Effect of climate warming on the annual terrestrial net ecosystem CO2 exchange globally in the boreal and temperate regions
Self archived versionpublished version
MetadataShow full item record
CitationZhang ZY. Zhang RD. Cescatti A. Wohlfahrt G. Buchmann N. Zhu J. Chen GH. Moyano F. Pumpanen J. Hirano TS. Takagi K. Merbold L. (2017). Effect of climate warming on the annual terrestrial net ecosystem CO2 exchange globally in the boreal and temperate regions. Scientific Reports, 7, 3108. http://doi.org/10.1038/s41598-017-03386-5.
The net ecosystem CO2 exchange is the result of the imbalance between the assimilation process (gross primary production, GPP) and ecosystem respiration (RE). The aim of this study was to investigate temperature sensitivities of these processes and the effect of climate warming on the annual terrestrial net ecosystem CO2 exchange globally in the boreal and temperate regions. A database of 403 site-years of ecosystem flux data at 101 sites in the world was collected and analyzed. Temperature sensitivities of rates of RE and GPP were quantified with Q10, defined as the increase of RE (or GPP) rates with a temperature rise of 10 °C. Results showed that on the annual time scale, the intrinsic temperature sensitivity of GPP (Q10sG ) was higher than or equivalent to the intrinsic temperature sensitivity of RE (Q10sR ). Q10sG was negatively correlated to the mean annual temperature (MAT), whereas Q10sR was independent of MAT. The analysis of the current temperature sensitivities and net ecosystem production suggested that temperature rise might enhance the CO2 sink of terrestrial ecosystems both in the boreal and temperate regions.

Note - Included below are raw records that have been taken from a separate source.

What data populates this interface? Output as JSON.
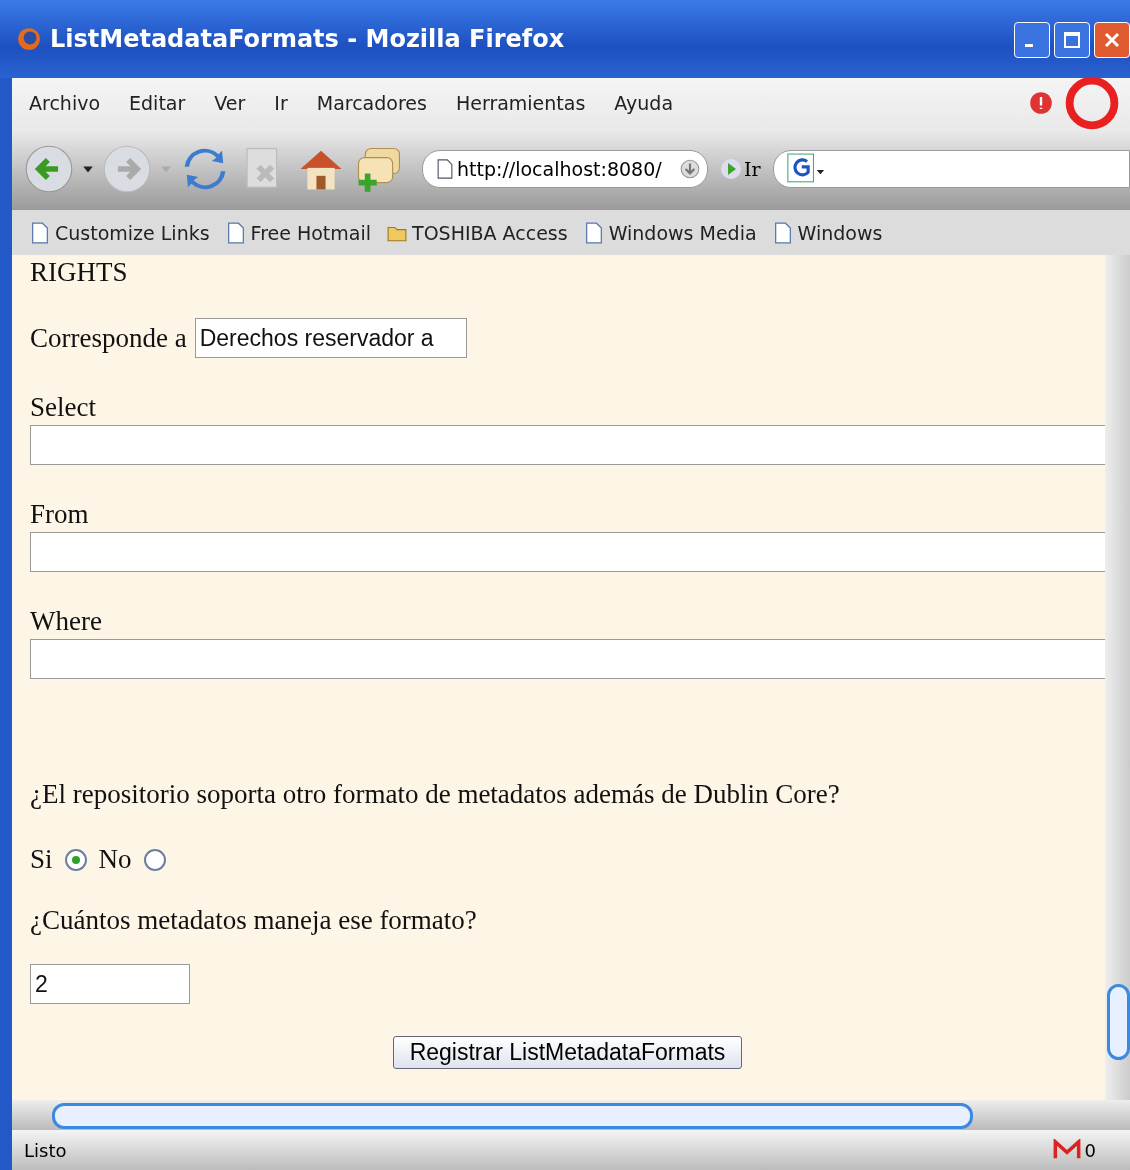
{
  "window": {
    "title": "ListMetadataFormats - Mozilla Firefox"
  },
  "menu": [
    "Archivo",
    "Editar",
    "Ver",
    "Ir",
    "Marcadores",
    "Herramientas",
    "Ayuda"
  ],
  "toolbar": {
    "address": "http://localhost:8080/",
    "go": "Ir"
  },
  "bookmarks": [
    {
      "label": "Customize Links",
      "kind": "page"
    },
    {
      "label": "Free Hotmail",
      "kind": "page"
    },
    {
      "label": "TOSHIBA Access",
      "kind": "folder"
    },
    {
      "label": "Windows Media",
      "kind": "page"
    },
    {
      "label": "Windows",
      "kind": "page"
    }
  ],
  "form": {
    "heading": "RIGHTS",
    "corresponds_label": "Corresponde a",
    "corresponds_value": "Derechos reservador a",
    "fields": [
      {
        "label": "Select"
      },
      {
        "label": "From"
      },
      {
        "label": "Where"
      }
    ],
    "question": "¿El repositorio soporta otro formato de metadatos además de Dublin Core?",
    "options": [
      {
        "label": "Si",
        "selected": true
      },
      {
        "label": "No",
        "selected": false
      }
    ],
    "count_question": "¿Cuántos metadatos maneja ese formato?",
    "count_value": "2",
    "submit": "Registrar ListMetadataFormats"
  },
  "status_bar": {
    "text": "Listo",
    "mail_count": "0"
  }
}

In addition, ecosystems in these regions with different plant functional types should sequester more CO2 with climate warming.